● PROBLEM DESCRIPTION
The number of lines holding the string "Peak" is all that is wanted; count them in the records below.

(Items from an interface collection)
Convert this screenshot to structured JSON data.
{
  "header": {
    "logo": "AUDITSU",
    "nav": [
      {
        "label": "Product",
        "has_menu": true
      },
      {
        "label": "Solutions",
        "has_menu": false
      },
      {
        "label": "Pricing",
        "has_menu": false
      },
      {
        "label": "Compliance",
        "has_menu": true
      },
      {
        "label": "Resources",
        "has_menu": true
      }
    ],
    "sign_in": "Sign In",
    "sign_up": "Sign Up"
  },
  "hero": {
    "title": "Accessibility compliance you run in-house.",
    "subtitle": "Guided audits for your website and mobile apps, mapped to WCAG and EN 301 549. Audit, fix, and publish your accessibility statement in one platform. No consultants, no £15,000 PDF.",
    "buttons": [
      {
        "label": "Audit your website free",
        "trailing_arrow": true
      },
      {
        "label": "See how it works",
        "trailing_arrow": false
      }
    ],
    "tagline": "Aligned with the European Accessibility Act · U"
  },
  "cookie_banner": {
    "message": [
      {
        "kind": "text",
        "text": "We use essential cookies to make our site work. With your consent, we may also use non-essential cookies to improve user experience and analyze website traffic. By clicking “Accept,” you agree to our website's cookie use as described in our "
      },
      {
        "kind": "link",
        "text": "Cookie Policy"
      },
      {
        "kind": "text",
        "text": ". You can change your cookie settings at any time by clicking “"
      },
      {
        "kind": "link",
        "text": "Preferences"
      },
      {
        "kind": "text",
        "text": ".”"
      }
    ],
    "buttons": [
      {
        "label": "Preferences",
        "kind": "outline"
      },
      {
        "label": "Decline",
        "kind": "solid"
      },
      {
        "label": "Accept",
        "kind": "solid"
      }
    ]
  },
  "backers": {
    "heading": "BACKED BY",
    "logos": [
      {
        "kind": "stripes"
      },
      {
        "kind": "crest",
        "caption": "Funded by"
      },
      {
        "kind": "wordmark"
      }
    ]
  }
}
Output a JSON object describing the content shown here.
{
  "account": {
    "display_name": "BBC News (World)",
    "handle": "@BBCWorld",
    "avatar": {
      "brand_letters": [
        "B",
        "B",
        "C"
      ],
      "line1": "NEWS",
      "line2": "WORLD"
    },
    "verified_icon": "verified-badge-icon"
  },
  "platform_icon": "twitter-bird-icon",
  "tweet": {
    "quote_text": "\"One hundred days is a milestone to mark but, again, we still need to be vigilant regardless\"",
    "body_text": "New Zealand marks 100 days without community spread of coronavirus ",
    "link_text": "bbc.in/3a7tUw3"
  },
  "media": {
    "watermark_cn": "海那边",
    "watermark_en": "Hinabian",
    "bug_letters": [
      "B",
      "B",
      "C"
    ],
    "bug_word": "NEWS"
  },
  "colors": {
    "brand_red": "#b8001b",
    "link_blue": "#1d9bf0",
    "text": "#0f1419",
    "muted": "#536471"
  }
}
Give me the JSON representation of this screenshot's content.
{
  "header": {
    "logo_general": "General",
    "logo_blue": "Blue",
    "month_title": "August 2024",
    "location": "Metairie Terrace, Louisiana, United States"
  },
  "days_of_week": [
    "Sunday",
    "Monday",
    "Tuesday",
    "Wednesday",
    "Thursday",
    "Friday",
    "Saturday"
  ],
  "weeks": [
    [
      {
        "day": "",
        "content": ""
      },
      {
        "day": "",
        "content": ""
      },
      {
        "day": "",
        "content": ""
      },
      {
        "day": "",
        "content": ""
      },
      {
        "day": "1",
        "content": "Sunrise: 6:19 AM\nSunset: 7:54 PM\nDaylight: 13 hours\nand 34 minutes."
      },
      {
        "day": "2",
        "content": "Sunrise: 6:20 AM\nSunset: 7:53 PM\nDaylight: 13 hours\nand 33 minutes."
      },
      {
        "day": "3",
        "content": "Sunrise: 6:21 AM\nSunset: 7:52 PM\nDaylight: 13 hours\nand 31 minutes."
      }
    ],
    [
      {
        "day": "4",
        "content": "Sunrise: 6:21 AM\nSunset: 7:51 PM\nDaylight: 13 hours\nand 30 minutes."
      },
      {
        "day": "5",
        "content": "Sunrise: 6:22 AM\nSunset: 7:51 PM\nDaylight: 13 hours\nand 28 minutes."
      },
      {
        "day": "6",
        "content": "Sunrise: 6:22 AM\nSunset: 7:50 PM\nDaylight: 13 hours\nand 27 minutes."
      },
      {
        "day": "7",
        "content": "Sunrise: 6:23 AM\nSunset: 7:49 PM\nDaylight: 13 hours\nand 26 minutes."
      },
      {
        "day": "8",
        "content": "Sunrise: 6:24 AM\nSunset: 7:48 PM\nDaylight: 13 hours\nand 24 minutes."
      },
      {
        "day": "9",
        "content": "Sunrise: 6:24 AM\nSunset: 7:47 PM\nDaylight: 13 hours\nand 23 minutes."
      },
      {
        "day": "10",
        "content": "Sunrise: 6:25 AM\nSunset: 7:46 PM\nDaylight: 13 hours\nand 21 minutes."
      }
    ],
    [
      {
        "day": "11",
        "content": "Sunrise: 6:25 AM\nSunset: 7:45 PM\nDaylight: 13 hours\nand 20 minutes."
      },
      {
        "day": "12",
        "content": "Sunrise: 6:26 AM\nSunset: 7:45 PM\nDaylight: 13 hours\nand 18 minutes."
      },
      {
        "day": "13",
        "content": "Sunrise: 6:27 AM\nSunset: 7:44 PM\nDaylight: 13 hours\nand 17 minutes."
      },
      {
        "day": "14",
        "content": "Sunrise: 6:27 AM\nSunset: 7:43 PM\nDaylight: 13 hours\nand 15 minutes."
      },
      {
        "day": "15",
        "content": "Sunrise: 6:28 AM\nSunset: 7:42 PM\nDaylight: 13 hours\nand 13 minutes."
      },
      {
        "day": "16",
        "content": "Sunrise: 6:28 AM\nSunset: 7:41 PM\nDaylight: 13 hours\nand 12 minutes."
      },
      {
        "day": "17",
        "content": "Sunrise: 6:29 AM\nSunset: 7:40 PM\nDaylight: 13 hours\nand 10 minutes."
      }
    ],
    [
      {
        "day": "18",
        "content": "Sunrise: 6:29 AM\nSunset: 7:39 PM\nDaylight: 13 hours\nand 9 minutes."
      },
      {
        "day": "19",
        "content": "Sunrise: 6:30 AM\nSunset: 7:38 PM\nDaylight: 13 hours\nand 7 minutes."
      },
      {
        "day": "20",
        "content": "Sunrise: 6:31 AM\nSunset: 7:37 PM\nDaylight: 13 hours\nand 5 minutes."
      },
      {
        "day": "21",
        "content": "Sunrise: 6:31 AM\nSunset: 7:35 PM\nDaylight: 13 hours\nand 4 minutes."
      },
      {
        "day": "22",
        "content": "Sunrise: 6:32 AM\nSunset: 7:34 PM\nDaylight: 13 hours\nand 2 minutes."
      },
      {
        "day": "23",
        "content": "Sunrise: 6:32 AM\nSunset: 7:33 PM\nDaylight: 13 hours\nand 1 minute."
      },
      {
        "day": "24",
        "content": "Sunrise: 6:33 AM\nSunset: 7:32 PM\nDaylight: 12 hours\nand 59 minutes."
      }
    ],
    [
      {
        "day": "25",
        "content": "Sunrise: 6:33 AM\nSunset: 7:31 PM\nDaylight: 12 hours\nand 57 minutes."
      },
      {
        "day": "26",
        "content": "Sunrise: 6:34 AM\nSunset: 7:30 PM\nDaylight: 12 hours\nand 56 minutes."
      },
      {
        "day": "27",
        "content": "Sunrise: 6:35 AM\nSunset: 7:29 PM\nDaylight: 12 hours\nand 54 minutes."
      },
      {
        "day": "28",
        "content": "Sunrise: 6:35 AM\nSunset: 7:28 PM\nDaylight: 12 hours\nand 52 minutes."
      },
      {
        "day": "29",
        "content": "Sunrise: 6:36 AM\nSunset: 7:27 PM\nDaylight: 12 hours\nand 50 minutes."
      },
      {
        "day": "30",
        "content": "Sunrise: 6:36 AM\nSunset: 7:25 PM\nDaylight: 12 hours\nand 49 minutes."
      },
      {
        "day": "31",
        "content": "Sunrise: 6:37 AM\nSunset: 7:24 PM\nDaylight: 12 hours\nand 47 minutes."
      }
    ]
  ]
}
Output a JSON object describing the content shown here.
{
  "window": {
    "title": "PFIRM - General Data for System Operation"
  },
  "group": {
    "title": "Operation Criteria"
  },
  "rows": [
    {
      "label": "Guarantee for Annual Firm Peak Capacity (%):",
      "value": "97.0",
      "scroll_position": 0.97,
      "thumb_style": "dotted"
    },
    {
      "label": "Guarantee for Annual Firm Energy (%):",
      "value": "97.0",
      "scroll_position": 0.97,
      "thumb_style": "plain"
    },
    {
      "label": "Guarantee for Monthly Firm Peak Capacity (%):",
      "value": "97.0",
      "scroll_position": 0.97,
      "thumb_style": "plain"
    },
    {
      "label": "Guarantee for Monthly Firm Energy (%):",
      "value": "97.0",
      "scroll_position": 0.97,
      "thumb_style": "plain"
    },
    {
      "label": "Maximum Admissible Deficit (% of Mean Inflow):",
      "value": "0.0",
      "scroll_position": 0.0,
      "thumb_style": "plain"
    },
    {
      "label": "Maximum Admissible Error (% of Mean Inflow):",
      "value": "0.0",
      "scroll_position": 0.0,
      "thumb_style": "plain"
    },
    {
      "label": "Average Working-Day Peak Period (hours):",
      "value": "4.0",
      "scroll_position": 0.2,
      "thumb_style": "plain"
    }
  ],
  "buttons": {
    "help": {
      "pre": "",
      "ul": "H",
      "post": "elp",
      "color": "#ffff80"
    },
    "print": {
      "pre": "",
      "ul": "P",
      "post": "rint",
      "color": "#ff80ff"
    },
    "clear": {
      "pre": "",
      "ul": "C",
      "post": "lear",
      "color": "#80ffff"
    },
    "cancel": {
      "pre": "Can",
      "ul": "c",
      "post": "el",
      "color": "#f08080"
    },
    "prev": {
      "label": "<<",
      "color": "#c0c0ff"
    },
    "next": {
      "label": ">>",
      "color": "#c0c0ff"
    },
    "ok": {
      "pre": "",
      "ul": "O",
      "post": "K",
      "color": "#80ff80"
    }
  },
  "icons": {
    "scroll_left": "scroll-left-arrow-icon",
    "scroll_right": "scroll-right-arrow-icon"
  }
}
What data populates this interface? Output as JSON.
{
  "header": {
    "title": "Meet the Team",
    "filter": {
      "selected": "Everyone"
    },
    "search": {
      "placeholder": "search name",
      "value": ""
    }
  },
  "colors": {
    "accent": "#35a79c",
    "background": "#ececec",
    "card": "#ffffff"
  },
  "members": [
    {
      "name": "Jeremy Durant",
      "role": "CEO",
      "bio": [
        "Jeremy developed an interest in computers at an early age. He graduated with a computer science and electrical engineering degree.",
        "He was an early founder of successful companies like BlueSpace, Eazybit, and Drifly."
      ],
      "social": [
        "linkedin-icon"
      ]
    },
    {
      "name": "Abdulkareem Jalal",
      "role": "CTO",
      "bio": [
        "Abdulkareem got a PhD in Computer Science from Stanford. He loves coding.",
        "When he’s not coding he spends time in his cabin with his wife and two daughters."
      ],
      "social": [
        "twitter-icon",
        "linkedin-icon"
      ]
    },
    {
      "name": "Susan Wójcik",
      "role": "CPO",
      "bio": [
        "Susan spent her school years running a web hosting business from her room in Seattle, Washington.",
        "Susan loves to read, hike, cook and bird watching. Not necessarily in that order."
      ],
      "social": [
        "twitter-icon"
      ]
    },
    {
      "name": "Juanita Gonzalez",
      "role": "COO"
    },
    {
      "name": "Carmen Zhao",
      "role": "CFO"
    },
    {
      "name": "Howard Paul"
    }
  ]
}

● EXERCISE RESULT
3